Getting Blockchain Technology Enterprise-Ready
Editor's Note: This article is paid for by IBM as a Diamond-level sponsor of LinuxCon North America, held Aug. 22-24, 2016, and was written by Linux.com.
Blockchain technology first burst onto the scene as the underpinning of Bitcoin digital currency. Since then, open source distributed ledger technology has continued to evolve into an unparalleled asset tracker. It brings new efficiencies and much-needed transparency to online transactions in a world where assets move and change hands at Internet speeds.
Blockchain is poised to go mainstream and forever change how business is done. It now has a defined purpose in tracking asset exchanges and histories in nearly every industry from banking, to wholesale and retail, supply chains, manufacturing, health care, legal, the Internet of Things, government, and more.
In this interview Donna Dillenberger, an IBM Fellow and part of the Watson Research Center, discusses where blockchain technology stands today. IBM is also a member of The Linux Foundation's Hyperledger project - the distributed blockchain technology – and we asked her about that project, too.
Linux.com: IBM contributed to The Linux Foundation’s Hyperledger project. Tell us about that and how that project is being received thus far.
Donna Dillenberger: Hyperledger is one of the most popular open source projects in history. In the first week of its launch, hundreds of companies donated code. IBM alone donated 44,000 lines of code. It provides a vehicle for anyone to collaborate on features and the results are so much better than what any one vendor could do alone.
Linux.com: IBM has made several blockchain-related announcements recently with heavy focus on the cloud aspect and security. Security is often approached as a last minute paste-on in a number of technologies, but considering that blockchain’s applications concern high-value transactions, and security was its claim to fame, what was overlooked in terms of security or why does it need more security?
Dillenberger: Blockchain was originally designed for digital currency transactions, specifically Bitcoin. But now blockchain’s uses are expanded to include uses in organizations, like health care and government that have additional and different security requirements and specific compliance needs. To ensure that blockchain is truly enterprise-ready for different verticals and different applications with different rules, more security and compliance issues must be firmly addressed.
For example, blockchain members may require their data to be encrypted and not visible to all public entities. Hyperledger blockchain provides a configurable option to encrypt data saved on the blockchain.
And, Blockchain participants may require that all records be signed so anonymous users would not be allowed. Hyperledger blockchain provides anonymity and when configured, would require that records are digitally signed. Identity verification is also very important. For verification, users need to see that a blockchain transaction comes from you and not someone who's impersonating you.
Blockchain participants may also want to specify which subset of blockchain users can see data on the blockchain. This is also a configuration option that allows Hyperledger blockchain members to optionally set permission controls to the blockchain data.
Linux.com: Does blockchain have consumer applications as well? Or, if not yet, what might future consumer applications look like?

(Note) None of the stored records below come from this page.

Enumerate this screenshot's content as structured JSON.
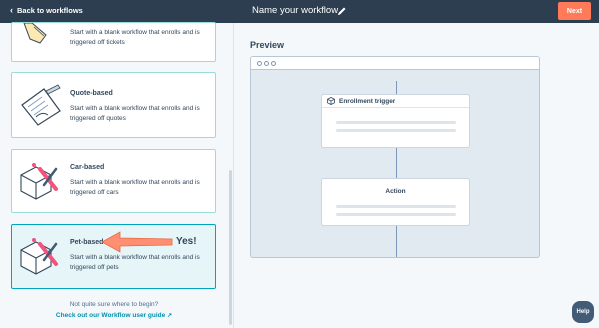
{
  "topbar": {
    "back_label": "Back to workflows",
    "title": "Name your workflow",
    "next_label": "Next"
  },
  "cards": [
    {
      "title": "",
      "desc": "Start with a blank workflow that enrolls and is triggered off tickets"
    },
    {
      "title": "Quote-based",
      "desc": "Start with a blank workflow that enrolls and is triggered off quotes"
    },
    {
      "title": "Car-based",
      "desc": "Start with a blank workflow that enrolls and is triggered off cars"
    },
    {
      "title": "Pet-based",
      "desc": "Start with a blank workflow that enrolls and is triggered off pets",
      "selected": true
    }
  ],
  "annotation": {
    "text": "Yes!"
  },
  "help_section": {
    "question": "Not quite sure where to begin?",
    "link": "Check out our Workflow user guide"
  },
  "preview": {
    "label": "Preview",
    "trigger_node": "Enrollment trigger",
    "action_node": "Action"
  },
  "help_button": "Help",
  "colors": {
    "topbar": "#2d3e50",
    "accent_orange": "#ff7a59",
    "teal_border": "#00a4bd",
    "link": "#0091ae"
  }
}
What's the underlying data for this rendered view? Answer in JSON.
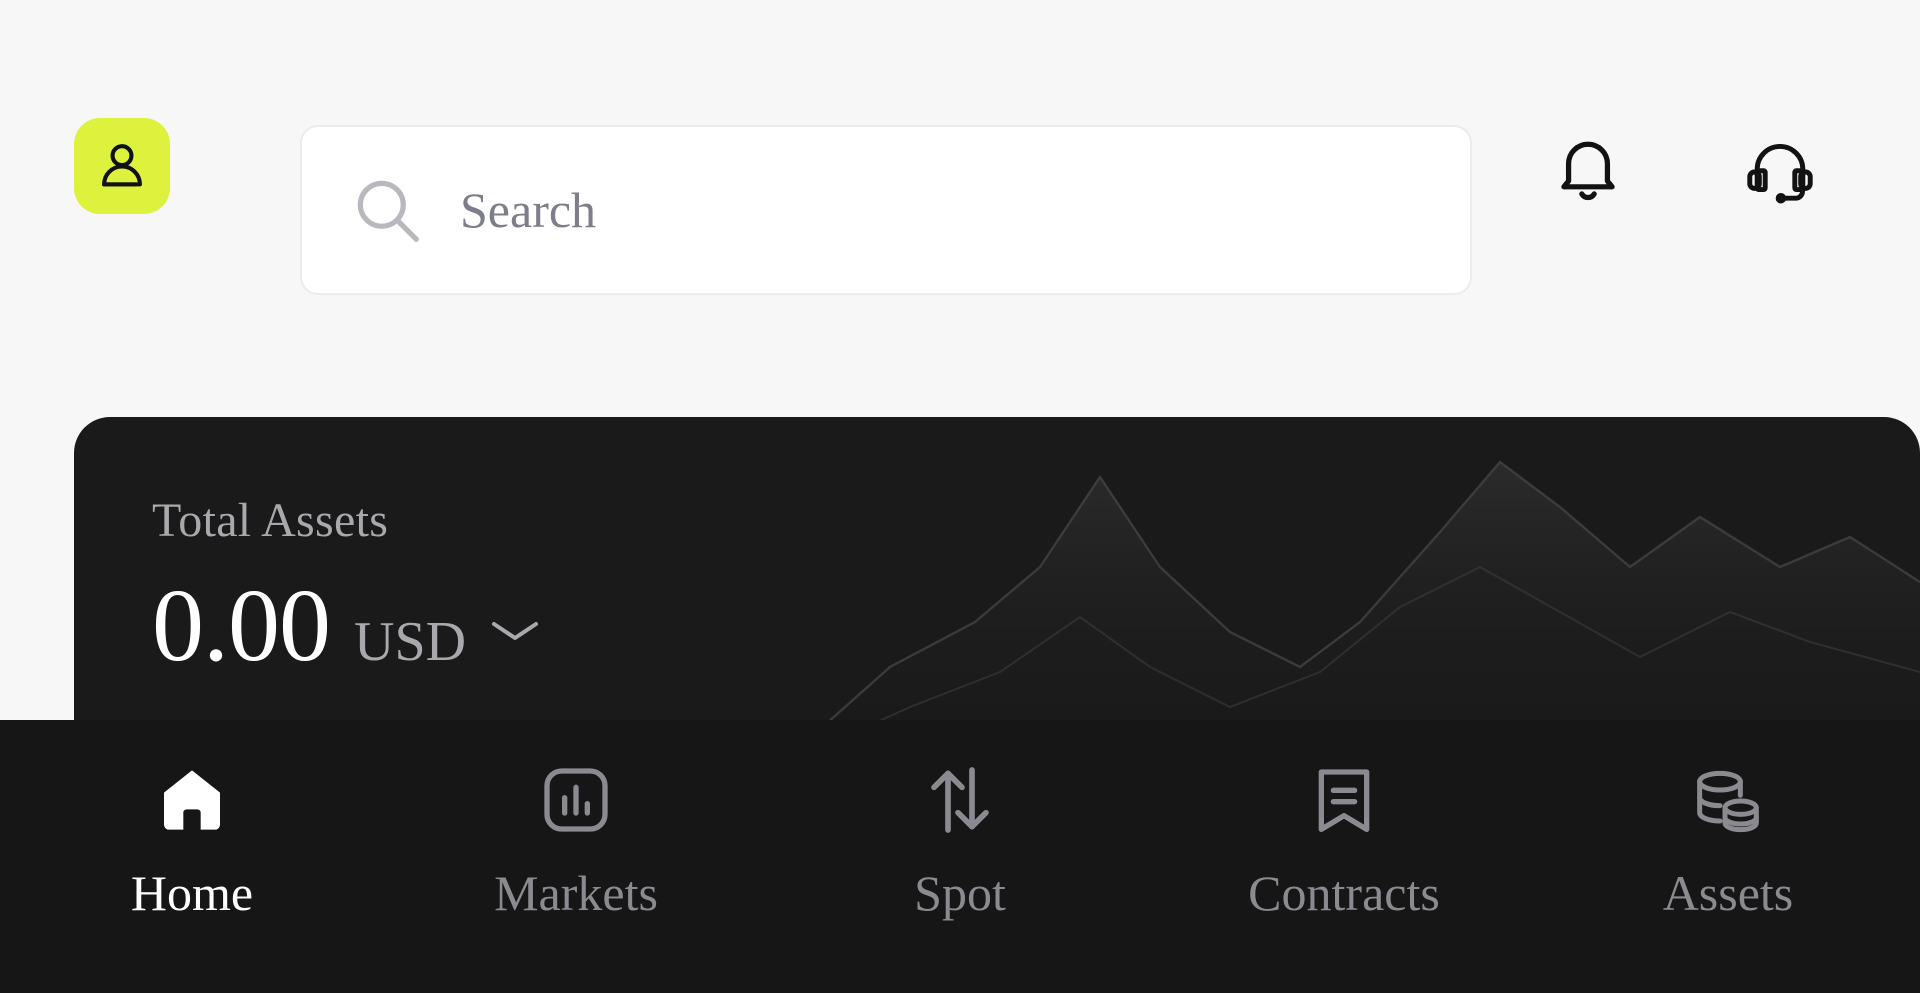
{
  "theme": {
    "page_background": "#F7F7F7",
    "accent": "#DCF23C",
    "card_background": "#1A1A1A",
    "nav_background": "#161616",
    "nav_active_color": "#FFFFFF",
    "nav_inactive_color": "#8A8A90",
    "muted_text": "#A9A9AD",
    "placeholder_color": "#7E7E8A"
  },
  "header": {
    "avatar": {
      "icon": "user-icon",
      "label": "Profile"
    },
    "search": {
      "icon": "search-icon",
      "placeholder": "Search",
      "value": ""
    },
    "actions": [
      {
        "icon": "bell-icon",
        "label": "Notifications"
      },
      {
        "icon": "headset-icon",
        "label": "Customer Support"
      }
    ]
  },
  "assets_card": {
    "label": "Total Assets",
    "value": "0.00",
    "currency": "USD",
    "currency_toggle_icon": "chevron-down-icon",
    "decoration": "mountain-line-graphic"
  },
  "bottom_nav": {
    "items": [
      {
        "label": "Home",
        "icon": "home-icon",
        "active": true
      },
      {
        "label": "Markets",
        "icon": "bar-chart-icon",
        "active": false
      },
      {
        "label": "Spot",
        "icon": "swap-arrows-icon",
        "active": false
      },
      {
        "label": "Contracts",
        "icon": "bookmark-lines-icon",
        "active": false
      },
      {
        "label": "Assets",
        "icon": "coin-stack-icon",
        "active": false
      }
    ]
  }
}
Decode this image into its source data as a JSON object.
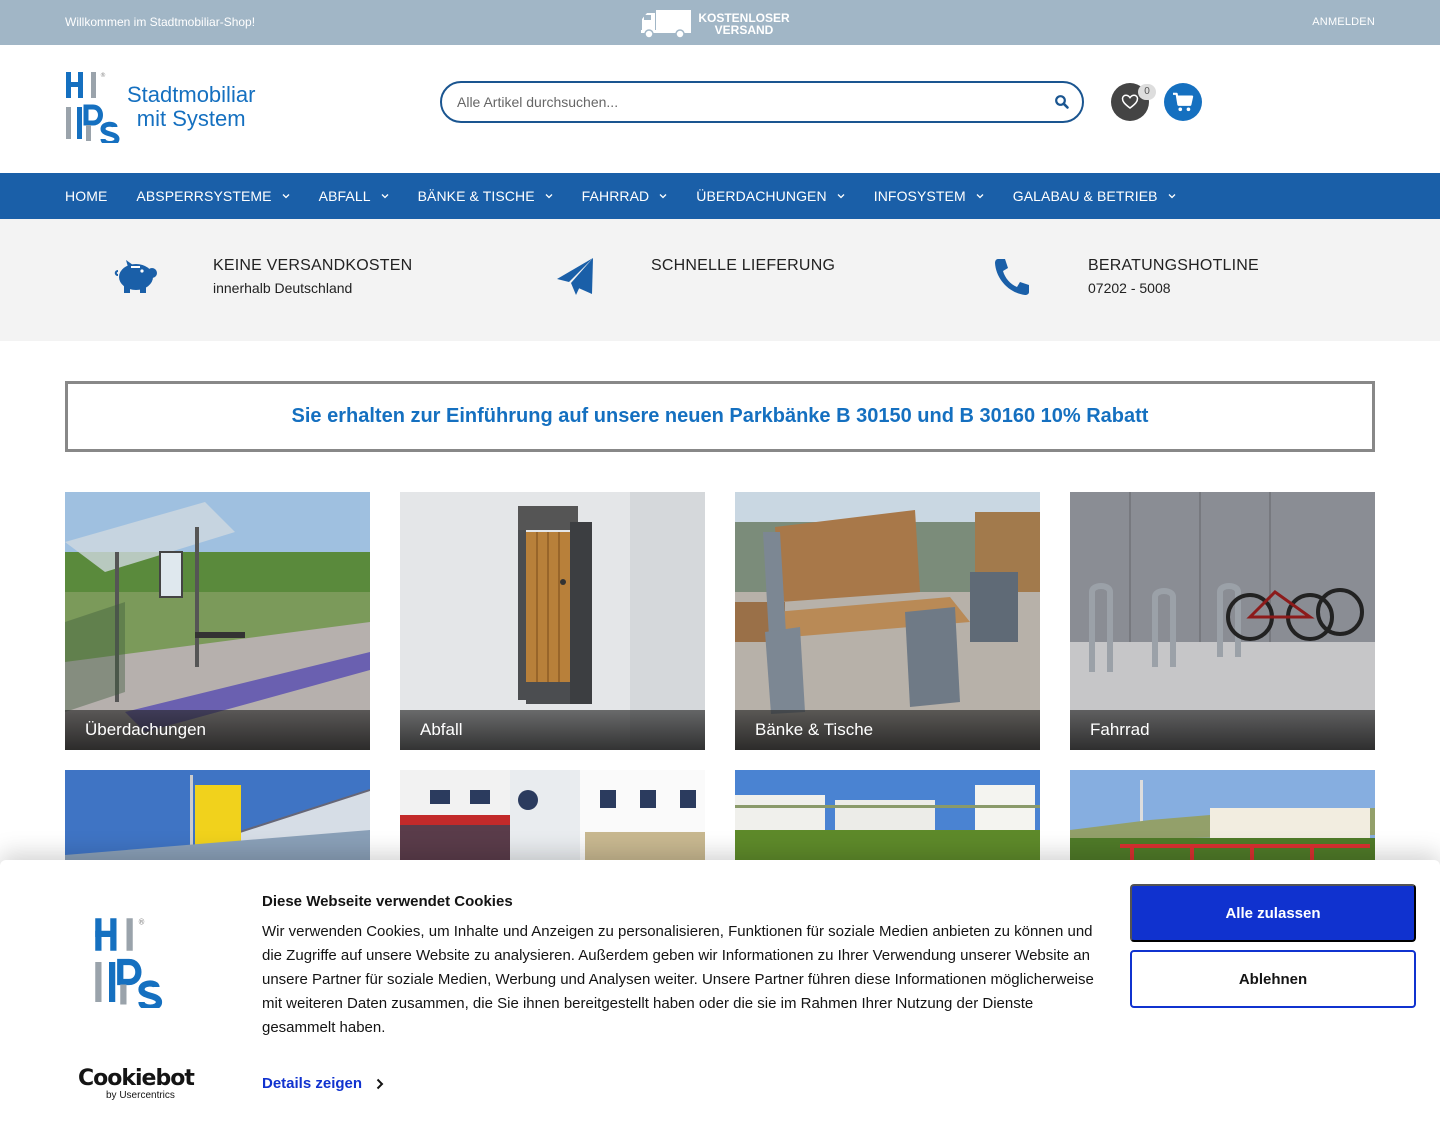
{
  "topbar": {
    "welcome": "Willkommen im Stadtmobiliar-Shop!",
    "shipping_line1": "KOSTENLOSER",
    "shipping_line2": "VERSAND",
    "login": "ANMELDEN"
  },
  "header": {
    "logo_line1": "Stadtmobiliar",
    "logo_line2": "mit System",
    "search_placeholder": "Alle Artikel durchsuchen...",
    "wishlist_count": "0"
  },
  "nav": {
    "items": [
      {
        "label": "HOME",
        "has_dropdown": false
      },
      {
        "label": "ABSPERRSYSTEME",
        "has_dropdown": true
      },
      {
        "label": "ABFALL",
        "has_dropdown": true
      },
      {
        "label": "BÄNKE & TISCHE",
        "has_dropdown": true
      },
      {
        "label": "FAHRRAD",
        "has_dropdown": true
      },
      {
        "label": "ÜBERDACHUNGEN",
        "has_dropdown": true
      },
      {
        "label": "INFOSYSTEM",
        "has_dropdown": true
      },
      {
        "label": "GALABAU & BETRIEB",
        "has_dropdown": true
      }
    ]
  },
  "usp": [
    {
      "icon": "piggy-bank-icon",
      "title": "KEINE VERSANDKOSTEN",
      "sub": "innerhalb Deutschland"
    },
    {
      "icon": "paper-plane-icon",
      "title": "SCHNELLE LIEFERUNG",
      "sub": ""
    },
    {
      "icon": "phone-icon",
      "title": "BERATUNGSHOTLINE",
      "sub": "07202 - 5008"
    }
  ],
  "promo": {
    "text": "Sie erhalten zur Einführung auf unsere neuen Parkbänke B 30150 und B 30160 10% Rabatt"
  },
  "tiles": [
    {
      "label": "Überdachungen"
    },
    {
      "label": "Abfall"
    },
    {
      "label": "Bänke & Tische"
    },
    {
      "label": "Fahrrad"
    },
    {
      "label": ""
    },
    {
      "label": ""
    },
    {
      "label": ""
    },
    {
      "label": ""
    }
  ],
  "cookie": {
    "title": "Diese Webseite verwendet Cookies",
    "body": "Wir verwenden Cookies, um Inhalte und Anzeigen zu personalisieren, Funktionen für soziale Medien anbieten zu können und die Zugriffe auf unsere Website zu analysieren. Außerdem geben wir Informationen zu Ihrer Verwendung unserer Website an unsere Partner für soziale Medien, Werbung und Analysen weiter. Unsere Partner führen diese Informationen möglicherweise mit weiteren Daten zusammen, die Sie ihnen bereitgestellt haben oder die sie im Rahmen Ihrer Nutzung der Dienste gesammelt haben.",
    "details": "Details zeigen",
    "accept": "Alle zulassen",
    "decline": "Ablehnen",
    "provider": "Cookiebot",
    "provider_sub": "by Usercentrics"
  },
  "colors": {
    "topbar": "#a1b6c6",
    "nav": "#1a5fa8",
    "brand_blue": "#1570c0",
    "cookie_blue": "#1032cf"
  }
}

Dillenberger: Enterprises service consumers, so they’re actually one and the same in that aspect. Ensuring that data is secure and accurate, products are authentic and up to par, services are delivered as promised, and that transactions are fast and secure, benefits both enterprises and consumers.
The interesting thing is that we consumers can own our own data again with blockchain. Consumers can put their medical records, car data, and other information in blocks and ensure it is all accurate and never tampered with, which they can then share with enterprises or health care professionals or other entities as they see fit and for a variety of purposes.
Blockchain can also help consumers in other ways. For example, users can verify where the ingredients in their food come from and they can see information about their food down to the farm level. They can see if pesticides or antibiotics were used, whether the food was raised in an environmentally friendly or humane way, and whether employees along the chain were treated fairly and working in good conditions.
The same is true of other goods. For example, consumers could identify which diamonds came from conflict free mines and where they were polished and traded and certified. We have one IBM customer building a digital ledger for diamonds using blockchain.
Consumers could also see who owned an asset in the past that they are buying now – for example, a painting, house or a used car.
The records on blockchain are protected so you can look at reliable information and make purchasing decisions based on the things you care about.
Linux.com: Since blockchain is so useful for so many different use cases and industries, why isn’t it mainstream already?
Dillenberger: It’s technically challenging to add the needed security and compliance layers, as well as new sophisticated features, to blockchain to optimize it for enterprise use. Here at IBM it took many months to do the work thus far. So adapting it to many different use cases and applications takes a while.
But organizations in many industries are testing blockchain technology now to see where and how it best fits for them. The interest and response has been immense. Just like we saw with the popularity of The Linux Foundation’s Hyperledger project from its start, you can expect blockchain to become increasingly prevalent soon.
This article is sponsored by IBM LinuxONE, an open-source Linux server. Learn more about IBM LinuxONE for Blockchain, and receive a complimentary report from Constellation Research on Blockchain Security.